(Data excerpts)
______

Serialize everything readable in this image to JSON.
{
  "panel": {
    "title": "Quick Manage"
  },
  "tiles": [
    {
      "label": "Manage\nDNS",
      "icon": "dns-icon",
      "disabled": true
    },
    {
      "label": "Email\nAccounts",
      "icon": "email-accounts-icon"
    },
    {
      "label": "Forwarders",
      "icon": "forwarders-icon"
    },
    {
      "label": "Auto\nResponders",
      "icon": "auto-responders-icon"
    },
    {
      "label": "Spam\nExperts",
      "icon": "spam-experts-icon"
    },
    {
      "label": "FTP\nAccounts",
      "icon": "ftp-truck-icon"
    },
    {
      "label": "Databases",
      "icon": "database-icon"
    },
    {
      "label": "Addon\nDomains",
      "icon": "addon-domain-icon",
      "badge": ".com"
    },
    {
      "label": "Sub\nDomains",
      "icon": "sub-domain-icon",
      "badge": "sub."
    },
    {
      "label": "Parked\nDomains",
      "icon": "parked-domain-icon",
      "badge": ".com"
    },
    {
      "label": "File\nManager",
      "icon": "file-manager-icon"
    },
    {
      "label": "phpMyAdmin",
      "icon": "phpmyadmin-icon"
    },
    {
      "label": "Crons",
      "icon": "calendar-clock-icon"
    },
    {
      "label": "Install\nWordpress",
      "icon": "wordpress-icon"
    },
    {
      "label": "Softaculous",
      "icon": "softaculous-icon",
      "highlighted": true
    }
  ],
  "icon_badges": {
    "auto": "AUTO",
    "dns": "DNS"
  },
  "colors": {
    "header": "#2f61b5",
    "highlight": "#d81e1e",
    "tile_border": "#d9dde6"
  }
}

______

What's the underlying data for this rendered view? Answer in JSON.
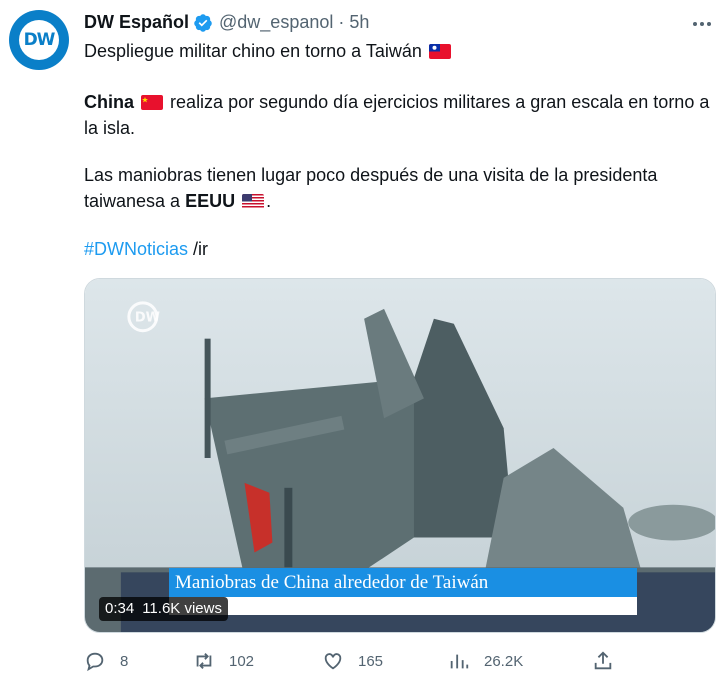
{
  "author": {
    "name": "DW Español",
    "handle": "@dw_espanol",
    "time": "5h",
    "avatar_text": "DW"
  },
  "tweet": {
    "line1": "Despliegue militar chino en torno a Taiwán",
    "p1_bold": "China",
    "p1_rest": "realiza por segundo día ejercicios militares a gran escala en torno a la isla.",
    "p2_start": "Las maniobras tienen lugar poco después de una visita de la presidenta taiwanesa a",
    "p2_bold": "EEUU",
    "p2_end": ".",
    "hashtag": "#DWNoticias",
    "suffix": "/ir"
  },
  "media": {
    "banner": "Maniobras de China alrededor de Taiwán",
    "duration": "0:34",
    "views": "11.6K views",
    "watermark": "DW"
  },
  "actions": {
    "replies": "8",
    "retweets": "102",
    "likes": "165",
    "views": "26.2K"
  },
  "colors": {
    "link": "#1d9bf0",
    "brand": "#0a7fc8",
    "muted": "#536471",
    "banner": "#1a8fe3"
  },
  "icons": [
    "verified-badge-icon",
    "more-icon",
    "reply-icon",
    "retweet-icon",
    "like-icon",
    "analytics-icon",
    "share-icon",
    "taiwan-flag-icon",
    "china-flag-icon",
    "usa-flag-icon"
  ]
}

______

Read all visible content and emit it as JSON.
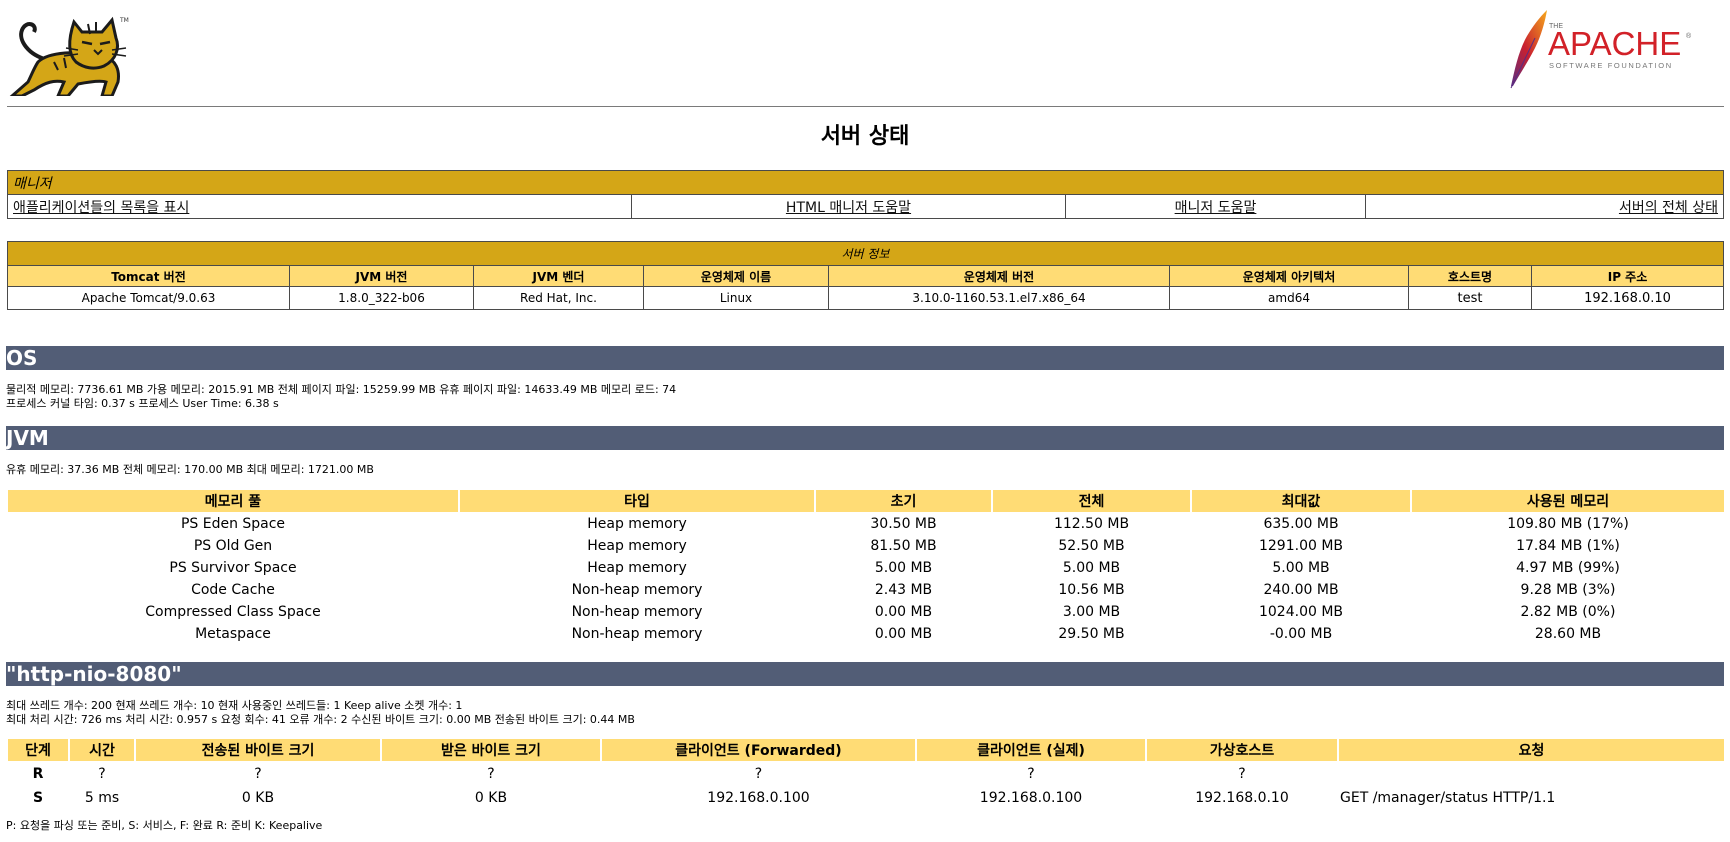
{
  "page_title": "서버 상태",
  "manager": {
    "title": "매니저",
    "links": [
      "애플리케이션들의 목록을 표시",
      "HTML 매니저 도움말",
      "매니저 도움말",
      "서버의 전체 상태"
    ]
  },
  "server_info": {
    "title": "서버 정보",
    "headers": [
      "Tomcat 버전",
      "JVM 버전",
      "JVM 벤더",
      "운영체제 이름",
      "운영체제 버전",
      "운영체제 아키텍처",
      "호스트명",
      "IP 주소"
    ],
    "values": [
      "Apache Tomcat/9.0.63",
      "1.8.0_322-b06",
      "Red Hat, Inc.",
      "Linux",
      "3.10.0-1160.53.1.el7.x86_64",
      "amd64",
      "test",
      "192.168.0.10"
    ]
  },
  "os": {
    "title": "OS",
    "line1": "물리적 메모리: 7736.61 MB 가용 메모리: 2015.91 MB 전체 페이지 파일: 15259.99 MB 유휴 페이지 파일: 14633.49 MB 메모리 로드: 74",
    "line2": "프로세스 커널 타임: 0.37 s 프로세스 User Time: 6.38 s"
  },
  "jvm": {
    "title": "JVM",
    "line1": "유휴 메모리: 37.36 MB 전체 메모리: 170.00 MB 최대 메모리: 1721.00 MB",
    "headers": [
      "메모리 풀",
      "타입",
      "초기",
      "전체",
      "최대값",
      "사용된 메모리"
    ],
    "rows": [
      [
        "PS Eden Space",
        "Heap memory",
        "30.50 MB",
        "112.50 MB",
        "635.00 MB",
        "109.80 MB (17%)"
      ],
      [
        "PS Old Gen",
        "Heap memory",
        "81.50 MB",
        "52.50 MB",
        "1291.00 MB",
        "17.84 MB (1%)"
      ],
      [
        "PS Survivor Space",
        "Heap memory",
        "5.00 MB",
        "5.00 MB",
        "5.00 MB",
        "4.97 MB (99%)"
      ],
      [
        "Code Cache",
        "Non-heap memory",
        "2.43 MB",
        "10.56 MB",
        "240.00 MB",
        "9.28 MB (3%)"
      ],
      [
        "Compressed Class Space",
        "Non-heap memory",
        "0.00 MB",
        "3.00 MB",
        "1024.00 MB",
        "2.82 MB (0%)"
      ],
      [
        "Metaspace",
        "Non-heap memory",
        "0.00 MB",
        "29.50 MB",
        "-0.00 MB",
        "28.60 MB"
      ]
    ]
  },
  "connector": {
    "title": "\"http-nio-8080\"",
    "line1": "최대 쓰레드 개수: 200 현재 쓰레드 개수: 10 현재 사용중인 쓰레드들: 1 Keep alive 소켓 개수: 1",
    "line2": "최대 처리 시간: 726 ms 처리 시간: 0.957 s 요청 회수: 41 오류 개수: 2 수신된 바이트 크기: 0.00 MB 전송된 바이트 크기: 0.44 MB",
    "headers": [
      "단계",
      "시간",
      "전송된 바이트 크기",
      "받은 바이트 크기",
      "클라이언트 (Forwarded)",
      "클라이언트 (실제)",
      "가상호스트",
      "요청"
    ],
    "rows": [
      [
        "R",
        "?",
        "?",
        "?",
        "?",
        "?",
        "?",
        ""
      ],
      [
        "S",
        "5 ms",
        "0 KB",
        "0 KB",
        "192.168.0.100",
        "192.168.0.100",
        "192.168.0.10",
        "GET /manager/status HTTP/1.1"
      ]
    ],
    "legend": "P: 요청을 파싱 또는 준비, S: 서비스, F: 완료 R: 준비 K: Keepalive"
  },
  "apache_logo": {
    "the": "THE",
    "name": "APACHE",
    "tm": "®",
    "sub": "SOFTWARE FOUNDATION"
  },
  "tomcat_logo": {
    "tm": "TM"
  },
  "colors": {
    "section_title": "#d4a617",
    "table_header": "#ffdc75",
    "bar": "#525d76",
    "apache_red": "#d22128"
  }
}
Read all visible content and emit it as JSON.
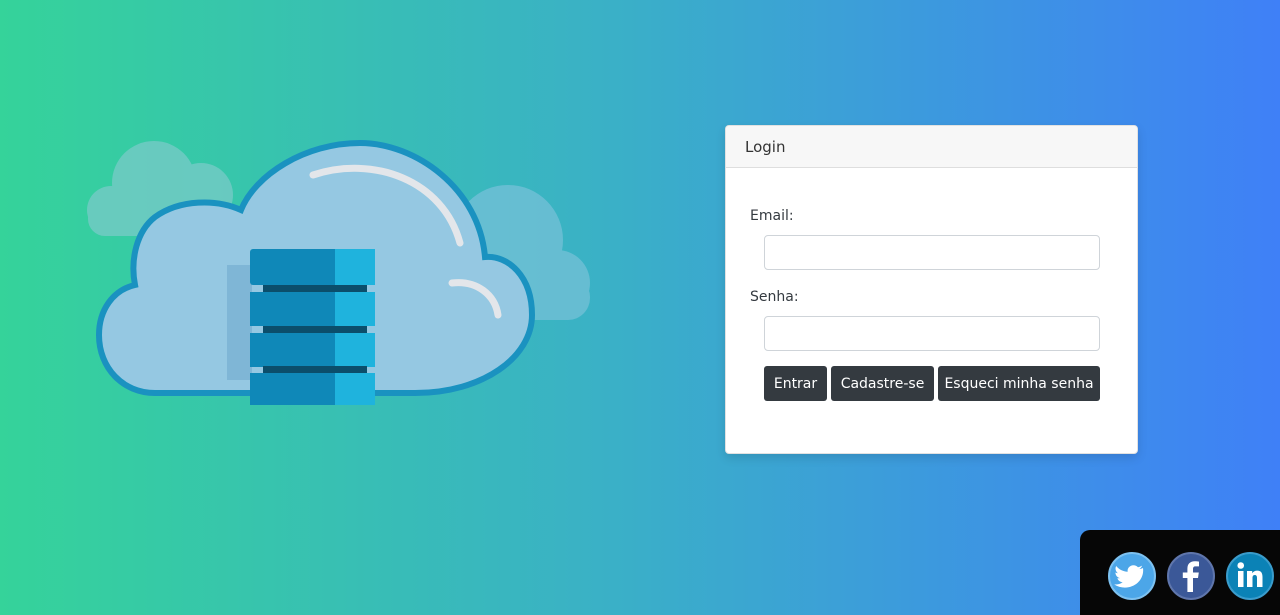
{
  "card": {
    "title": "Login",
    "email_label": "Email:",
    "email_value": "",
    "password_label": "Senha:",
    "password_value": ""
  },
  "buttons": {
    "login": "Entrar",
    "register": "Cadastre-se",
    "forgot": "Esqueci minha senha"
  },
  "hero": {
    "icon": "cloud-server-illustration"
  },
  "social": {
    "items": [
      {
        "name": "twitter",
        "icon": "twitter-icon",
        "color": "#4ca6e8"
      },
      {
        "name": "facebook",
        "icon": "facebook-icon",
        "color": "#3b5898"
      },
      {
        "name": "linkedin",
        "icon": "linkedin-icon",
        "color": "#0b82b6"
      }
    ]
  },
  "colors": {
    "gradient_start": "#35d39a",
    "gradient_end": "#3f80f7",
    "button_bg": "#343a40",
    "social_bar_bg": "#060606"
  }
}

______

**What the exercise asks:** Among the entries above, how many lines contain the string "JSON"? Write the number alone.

**Task output:** 4